Looking at a Random Card: Grixis Slavedriver
(What am I doing here? Read here!)
Pegasus Token from Unglued: Moderately beautiful. Seldom useful, especially in limited environments. I don’t think you really need customized tokens to play Magic anyways. Next.
Grixis Slavedriver: Other colors than Blue and Black just do not seem to randomly come up for me. Actually, that’s now the 4th black card out of 6 (not counting the token)! Also, the 5th creature. Randomness is random…
I like this design! Unearth is a WAY better implementation of a graveyard-based mechanic than dredge. This is a very nice high-end card with unearth, giving you acceptable value (although barely) for 6 mana even without coming back from your graveyard, and putting you clearly ahead in cards once it does. An expensive unearth card has a subtle weakness, though, which many players don’t realize: Unearth actually is only really strong if you’re on the offense, since unearthing a creature will most of the time just mean direct damage to your opponent (but giving him options to avoid it, if he prefers). When you’re on the defense, you’ll neither have much use for this direct damage, nor are likely to spend your mana on it. Yes, a big creature like Etehrium Abomination can really put the pressure on an already backpedaling opponent, but playing too many rather clumsy creatures might prevent you from being on the offense at all!
Having to find that balance between an aggressive approach and utilizing bigger unearth creature means that these cards reward good deckbuilders, but punish poor ones, which is a good thing. Grixis Slavedriver, however, doesn’t exactly fit that category, since due to its token-producing it is also useful (albeit a litle slow) for halting an opponent’s defense, and even unearthing it can play a part here. Due to mana curve considerations, one could even argue that the Slavedriver belongs more in controllish builds! That is remarkable, since the Slavedriver is probably the only unearth card where this is true. In my book, that is a plus, because it helps to diversify the tactical applications of that mechanic, once more slightly rewarding drafters who have a clear understanding of the needs of their decks.
Considering its power level, I believe the Slavedriver is just in the right spot, possibly undervalued by some players – a solid early pick providing a lot of value for any not too fast deck. Just like the Magpie, it offers an incremental advantage instead of a clear, immediate danger forcing the opponent to get rid of it right away or die. While big, impressive threats like Shivan Dragon have their place in limited environments, it is these less spectacular cards which do the main work of creating interesting deckbuilding and gameplay. One more thing to note: This creature works well with any graveyard-themed environment, or even as the only card using such a mechanic – it’s generically useful and thus a flexible tool for cube-builders.
About constructed: Grixis Slavedriver is just not powerful enough to be a contender, but that is okay, since due to the very nature of constructed, there is very little overlap between acceptable 6-drops there and not entirely overpowered 6-drops in limited. Still, a card has to shine in constructed as well to get an A, so that highest honor is out of reach.

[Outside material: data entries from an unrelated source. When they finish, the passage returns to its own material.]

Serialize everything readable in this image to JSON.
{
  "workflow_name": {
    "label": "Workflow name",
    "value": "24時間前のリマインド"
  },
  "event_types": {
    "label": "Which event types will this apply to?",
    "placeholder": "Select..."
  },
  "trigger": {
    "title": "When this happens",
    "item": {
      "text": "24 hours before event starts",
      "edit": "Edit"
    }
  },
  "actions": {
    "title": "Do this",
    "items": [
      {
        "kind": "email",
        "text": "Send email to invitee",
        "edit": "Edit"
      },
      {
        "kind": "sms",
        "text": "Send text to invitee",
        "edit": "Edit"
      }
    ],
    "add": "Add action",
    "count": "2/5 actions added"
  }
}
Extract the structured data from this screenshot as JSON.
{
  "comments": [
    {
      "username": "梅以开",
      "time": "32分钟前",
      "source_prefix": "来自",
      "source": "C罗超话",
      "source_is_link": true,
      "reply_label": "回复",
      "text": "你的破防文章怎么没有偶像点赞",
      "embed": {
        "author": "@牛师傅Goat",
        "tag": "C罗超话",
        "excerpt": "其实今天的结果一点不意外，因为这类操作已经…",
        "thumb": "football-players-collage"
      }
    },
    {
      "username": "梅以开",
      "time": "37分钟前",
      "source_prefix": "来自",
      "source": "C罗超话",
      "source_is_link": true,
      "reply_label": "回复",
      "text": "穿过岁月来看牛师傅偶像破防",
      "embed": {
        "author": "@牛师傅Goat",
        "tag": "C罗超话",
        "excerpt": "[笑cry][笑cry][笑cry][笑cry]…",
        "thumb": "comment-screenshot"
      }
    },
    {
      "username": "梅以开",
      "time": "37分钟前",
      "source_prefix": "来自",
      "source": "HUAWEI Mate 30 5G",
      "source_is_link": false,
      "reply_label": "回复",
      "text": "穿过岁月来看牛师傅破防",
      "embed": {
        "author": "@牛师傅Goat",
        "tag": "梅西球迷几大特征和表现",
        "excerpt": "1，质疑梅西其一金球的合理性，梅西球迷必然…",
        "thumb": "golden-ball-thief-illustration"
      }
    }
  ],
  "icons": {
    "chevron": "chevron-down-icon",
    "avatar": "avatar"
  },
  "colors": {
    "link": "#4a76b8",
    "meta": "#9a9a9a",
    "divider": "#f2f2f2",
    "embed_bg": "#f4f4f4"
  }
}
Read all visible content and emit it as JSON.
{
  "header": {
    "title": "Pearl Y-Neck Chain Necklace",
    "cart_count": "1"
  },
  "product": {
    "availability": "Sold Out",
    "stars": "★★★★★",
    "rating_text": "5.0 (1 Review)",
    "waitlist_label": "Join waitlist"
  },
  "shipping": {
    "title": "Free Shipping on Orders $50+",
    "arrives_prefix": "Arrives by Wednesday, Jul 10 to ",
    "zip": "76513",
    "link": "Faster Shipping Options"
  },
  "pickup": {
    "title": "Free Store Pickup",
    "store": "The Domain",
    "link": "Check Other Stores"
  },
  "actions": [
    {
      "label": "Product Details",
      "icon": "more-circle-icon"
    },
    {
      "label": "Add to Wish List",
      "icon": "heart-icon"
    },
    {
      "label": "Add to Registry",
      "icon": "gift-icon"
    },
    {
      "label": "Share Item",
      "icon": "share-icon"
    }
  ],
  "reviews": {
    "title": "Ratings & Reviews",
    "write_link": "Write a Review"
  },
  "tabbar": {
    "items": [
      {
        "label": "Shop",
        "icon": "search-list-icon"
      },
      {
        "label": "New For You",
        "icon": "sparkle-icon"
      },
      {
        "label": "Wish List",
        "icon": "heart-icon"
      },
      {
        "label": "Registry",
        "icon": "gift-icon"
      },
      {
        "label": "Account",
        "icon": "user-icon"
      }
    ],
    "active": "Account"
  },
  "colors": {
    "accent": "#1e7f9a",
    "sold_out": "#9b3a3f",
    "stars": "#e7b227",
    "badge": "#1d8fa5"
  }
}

As usually, I don’t have much to say about this card’s flavor either way, but I want to stress that the Slavedriver has an eminently useful creature type (and so do the tokens it produces), allowing for great cross-synergy with the zombie tribal theme. (Being a giant, however, is unlikely to get this card anywhere.)
One minor point of criticism in the end: Costing 5B instead of 4BB makes it just a little too splashable for my taste. A double-color mana cost would not have prevented it from being used in multicolor decks, but at least required these decks to run black as a main color. Being able to splash this creature into – for example – a U/W deck certainly doesn’t break anything, but this effect feels just too deeply black to me to get splashed that easily, unlike basic utility like creature removal.
Overall, I give it a solid B.